I believe in prayer. I have been prayed for hundreds of times. Does that mean I will never be healed? No, it just means those hundreds who prayed for me to be healed must have some terrible sin in their lives. Kidding!

The next time you see a friend or loved one suffering, instead of being quick to try to fix them or bring them a message from the Lord they must assuredly not be hearing and yet He just told you on the drive over... rather try just spending time with them, listen to them and care. It will mean a lot.

OK, the migraine is mostly gone. I'm gonna go watch Despicable Me with the family now.


  1. Another hit-the-nail-on-the-head post, Pat. The question I get asked the most when I bring up my fibromyalgia is: "Don't they have pills you can take for that?" And I always have to explain that yes, they do, or so I've heard, but I don't have insurance, and even so, I'd rather not start taking pills quite yet, and I've also heard that the pills sometimes don't work, and who knows- the side effects could be worse than the symptoms.
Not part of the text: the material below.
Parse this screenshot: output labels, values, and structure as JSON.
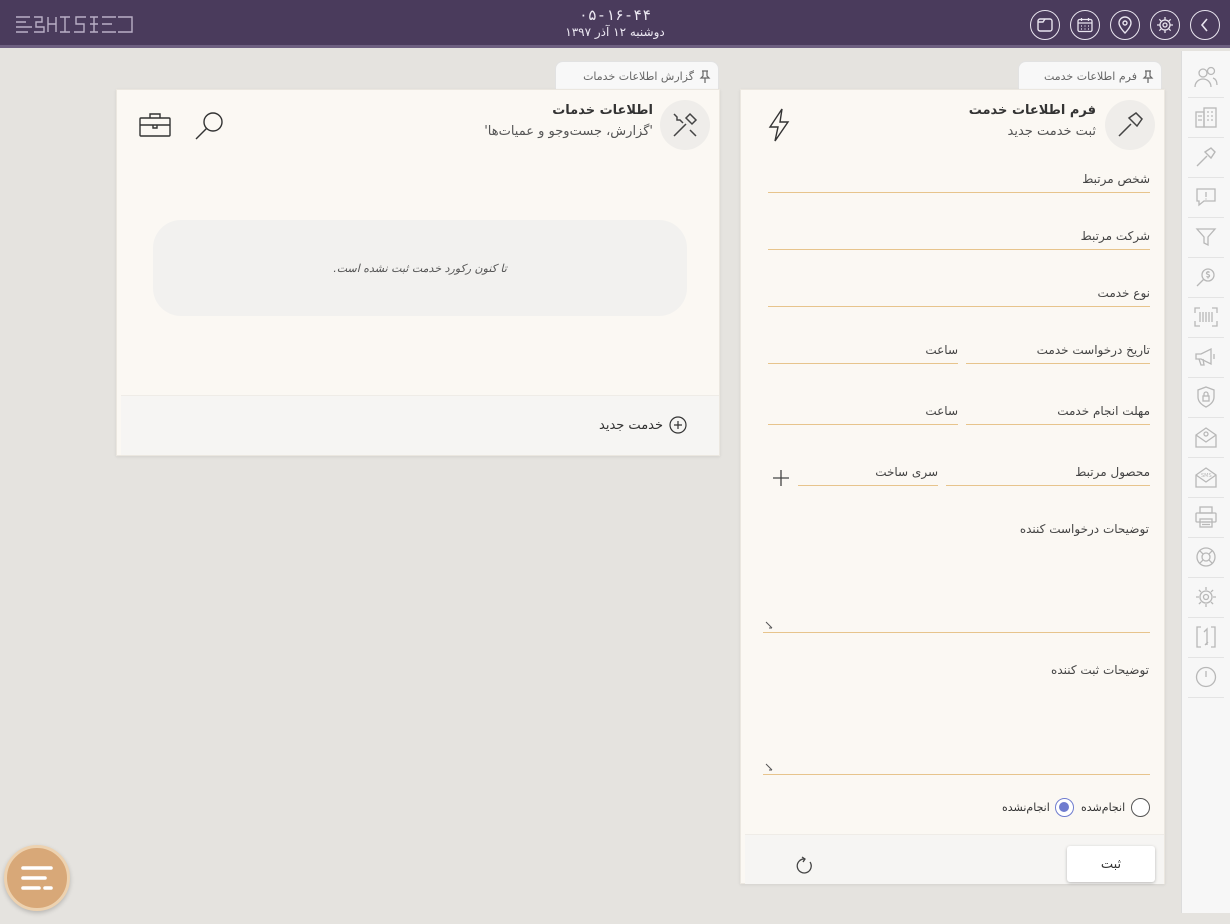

And then I have to explain that I don't have just fibromyalgia, and the other things can't be fixed with just a pill, and blah blah blah. Most often, people don't really want to know the details, or the real answers- they still walk away thinking that I'm making excuses, or that I'm a hypochondriac. As I sit here tonight, reading your post, my body is aching from head to toe from having the nerve to spend so much time the last three days with family and friends, all the while trying to ignore the sharp and spreading pain from the cysts on my ovaries that come and go every single month, trying to ignore that every time I got up from a couch to dare to walk across a room I walked like an 80 year old woman because of the plantar fasciitis. I'm thankful that it wasn't worse, that I was able to enjoy this holiday season so fully. I'm thankful that you are okay- the word "clot" scares me and I don't like it. I'm hopeful for the new year, that you and I and our friends and family who also suffer daily will find better ways to deal with our pain, and to go on day to day, and to deal with our well meaning friends and family who do not suffer, lol! Anyway, great post again, Pat. Merry Christmas, and I hope you really are better and that nothing serious comes of this...!

  2. Yeah to it all. I have found that I have more compassion if I've experienced the pain I am praying against. I've asked God is there a better learning curve for me; apparently not for me.

    Our bodies can take a lot - our brains do not want to but when you have to, you learn to accept even if you don't like it.

    Your wiseassness {not yet a word} helps keep it all in perspective and one day you will see your race was run and won because you did not give you, mom